Measles: Global Update
Updated: May 02, 2017
Travel Health Notice
Measles is a highly contagious disease. It can spread quickly from person to person by direct contact and through droplets in the air. It is one of the leading causes of death in young children worldwide.
Measles can be easily prevented by a safe and cost-effective vaccine.
Measles is still circulating in many parts of the world. You are at an increased risk of the measles infection if you have not had the illness, if you have not had the vaccine or have only received one of the two recommended doses.
Where is measles a concern?
You can find a map of reported measles cases worldwide on the World Health Organization (WHO) website. Areas of higher concern include China, Guinea, India, Mongolia, Nigeria, Pakistan, Afghanistan, Belgium, France, Germany, Italy, Poland and Romania.

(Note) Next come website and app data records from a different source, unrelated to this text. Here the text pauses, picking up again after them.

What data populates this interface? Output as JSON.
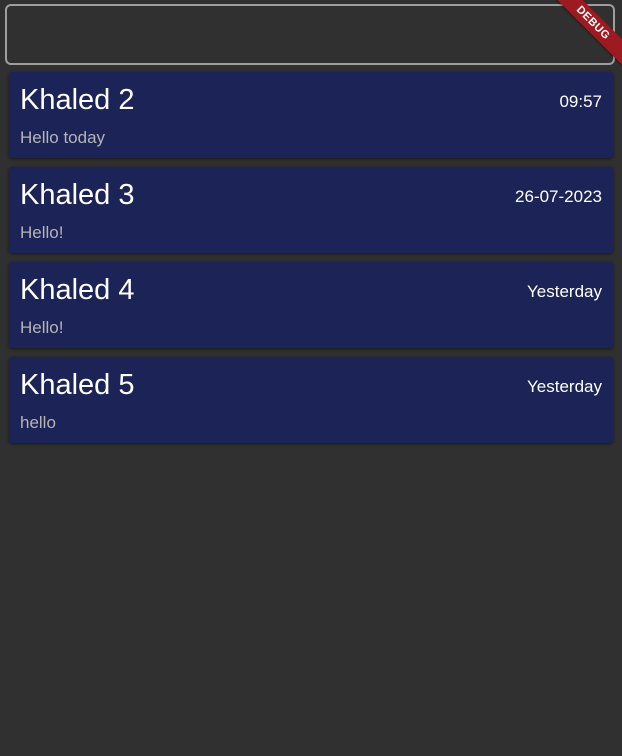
{
  "search": {
    "value": "",
    "placeholder": ""
  },
  "debug_banner": {
    "label": "DEBUG",
    "color": "#9c1a20"
  },
  "colors": {
    "background": "#303030",
    "card": "#1c2356",
    "message_text": "#b5b5b5"
  },
  "chats": [
    {
      "name": "Khaled 2",
      "time": "09:57",
      "message": "Hello today"
    },
    {
      "name": "Khaled 3",
      "time": "26-07-2023",
      "message": "Hello!"
    },
    {
      "name": "Khaled 4",
      "time": "Yesterday",
      "message": "Hello!"
    },
    {
      "name": "Khaled 5",
      "time": "Yesterday",
      "message": "hello"
    }
  ]
}
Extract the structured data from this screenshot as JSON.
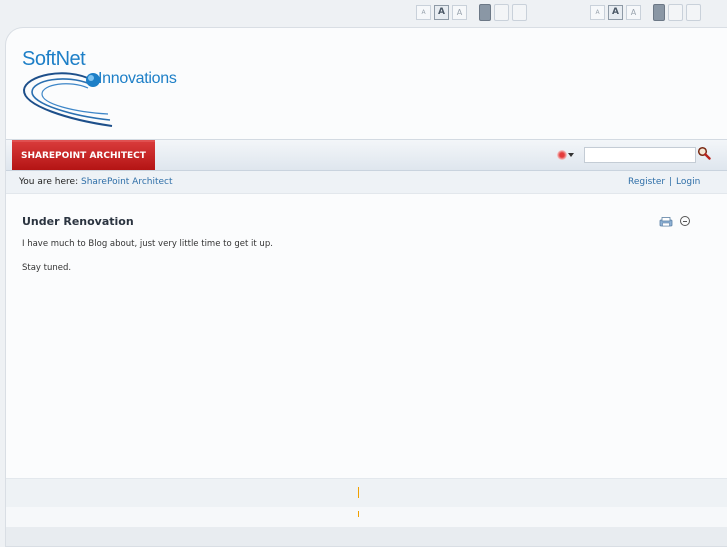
{
  "top_controls": {
    "font_size_small": "A",
    "font_size_medium": "A",
    "font_size_large": "A"
  },
  "logo": {
    "line1": "SoftNet",
    "line2": "Innovations"
  },
  "nav": {
    "tab_label": "SHAREPOINT ARCHITECT"
  },
  "search": {
    "value": "",
    "placeholder": ""
  },
  "breadcrumb": {
    "label": "You are here:",
    "link": "SharePoint Architect"
  },
  "account": {
    "register": "Register",
    "separator": "|",
    "login": "Login"
  },
  "post": {
    "title": "Under Renovation",
    "line1": "I have much to Blog about, just very little time to get it up.",
    "line2": "Stay tuned."
  },
  "colors": {
    "accent_red": "#c31f1f",
    "link_blue": "#2f6fa8",
    "logo_blue": "#1d7fc7"
  }
}
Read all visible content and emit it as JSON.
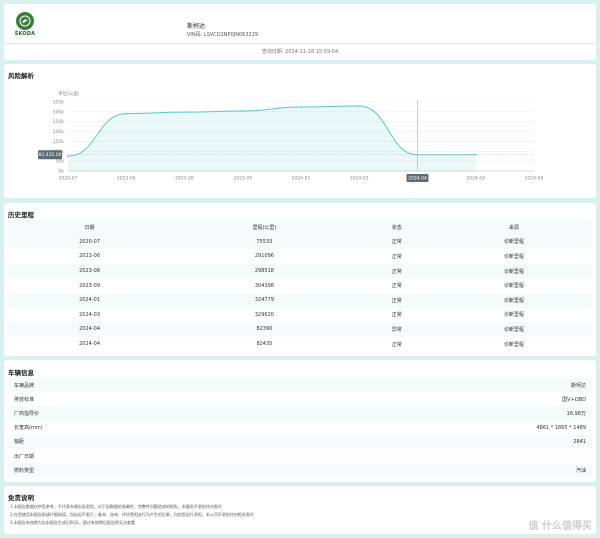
{
  "header": {
    "brand_logo_text": "ŠKODA",
    "car_name": "斯柯达",
    "vin": "VIN码: LSVCD2NP0JN063229",
    "query_date": "查询日期: 2024-11-28 15:59:04"
  },
  "risk": {
    "title": "风险解析",
    "tooltip_value": "82,435.00",
    "highlighted_x": "2024-04"
  },
  "chart_data": {
    "type": "area",
    "title": "",
    "xlabel": "",
    "ylabel": "单位(公里)",
    "x_ticks": [
      "2020-07",
      "2023-06",
      "2023-08",
      "2023-09",
      "2024-01",
      "2024-03",
      "2024-04",
      "2024-04",
      "2024-04"
    ],
    "y_ticks": [
      "0k",
      "50k",
      "100k",
      "150k",
      "200k",
      "250k",
      "300k",
      "350k"
    ],
    "ylim": [
      0,
      350000
    ],
    "series": [
      {
        "x": [
          "2020-07",
          "2023-06",
          "2023-08",
          "2023-09",
          "2024-01",
          "2024-03",
          "2024-04",
          "2024-04"
        ],
        "values": [
          75533,
          291096,
          298518,
          304398,
          324779,
          329620,
          82390,
          82435
        ]
      }
    ],
    "line_color": "#5cc9c3",
    "grid": true
  },
  "history": {
    "title": "历史里程",
    "columns": [
      "日期",
      "里程(公里)",
      "状态",
      "来源"
    ],
    "rows": [
      [
        "2020-07",
        "75533",
        "正常",
        "诊断里程"
      ],
      [
        "2023-06",
        "291096",
        "正常",
        "诊断里程"
      ],
      [
        "2023-08",
        "298518",
        "正常",
        "诊断里程"
      ],
      [
        "2023-09",
        "304398",
        "正常",
        "诊断里程"
      ],
      [
        "2024-01",
        "324779",
        "正常",
        "诊断里程"
      ],
      [
        "2024-03",
        "329620",
        "正常",
        "诊断里程"
      ],
      [
        "2024-04",
        "82390",
        "异常",
        "诊断里程"
      ],
      [
        "2024-04",
        "82435",
        "正常",
        "诊断里程"
      ]
    ]
  },
  "vehicle": {
    "title": "车辆信息",
    "rows": [
      {
        "label": "车辆品牌",
        "value": "斯柯达"
      },
      {
        "label": "排放标准",
        "value": "国V+OBD"
      },
      {
        "label": "厂商指导价",
        "value": "16.98万"
      },
      {
        "label": "长宽高(mm)",
        "value": "4861 * 1865 * 1489"
      },
      {
        "label": "轴距",
        "value": "2841"
      },
      {
        "label": "出厂日期",
        "value": ""
      },
      {
        "label": "燃料类型",
        "value": "汽油"
      }
    ]
  },
  "disclaimer": {
    "title": "免责说明",
    "lines": [
      "1.本报告数据仅供您参考，不代表车辆实际里程，对于因数据的准确性、完整性问题造成的损失，本服务不承担任何责任",
      "2.在您使用本报告前请仔细阅读，包括但不限于，查询、咨询、评估等相关行为产生的后果，均由您自行承担，本公司不承担任何相关责任",
      "3.本报告有效期为自本报告生成后60天，超过有效期后报告将无法查看"
    ]
  },
  "watermark": "值 什么值得买"
}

Consult a health care provider or visit a travel health clinic six weeks before you travel.
Be sure that your routine vaccines are up-to-date regardless of your travel destination.
1. Get vaccinated for measles
Travellers should make sure they have received two doses of the measles-mumps-rubella (MMR) or measles-mumps-rubella-varicella (MMRV) immunization, regardless of their travel destination.
- Infants (6 months to 12 months):
- The vaccine may be given as early as six months of age during outbreaks, or for travel to regions where measles is a concern. If this is the case, the routine two dose series must be restarted on or after the first birthday. A total of three doses are given.
- Children/adolescents (12 months to 17 years of age):
- Two doses of the vaccine are recommended. The first dose should be given at 12-15 months of age. The second dose should be given at 18 months of age or any time thereafter (typically before school entry).
- Adults (18 years of age and older):
- Travellers born in or after 1970 should make sure that they have received two doses of the vaccine.
- Travellers born before 1970 should receive one dose the measles vaccine if they do not have one of the following:
- documented evidence of receiving a vaccine on or after their first birthday;
- laboratory evidence of immunity (e.g. through blood testing); or
- a history of laboratory confirmed measles disease.
2. Wash your hands frequently
- Wash your hands often with soap and water for at least 20 seconds.
- Use alcohol-based hand sanitizer if soap and water are not available. Keep a bottle with you when you travel.
3. Practise proper cough and sneeze etiquette:
- Cover your mouth and nose with your arm to reduce the spread of germs.
- Dispose of tissues as soon as possible after use, and wash your hands.
4. Monitor your health
- See a healthcare provider if you develop these symptoms when travelling or after you return to Canada:
- Alert the health care provider about your symptoms before your appointment, so they can take proper precautions.
- Tell the health care provider which countries you have visited.
- Measles can spread four days before the rash starts, until four days after it appears. It is best to avoid close contact with other people during this time to reduce the chance of infecting others.
- If you notice these symptoms during the flight, tell the flight attendant before you land, or the border services officer as you enter the country. They will notify a quarantine officer who can assess the symptoms and refer you to medical care.
- Date modified: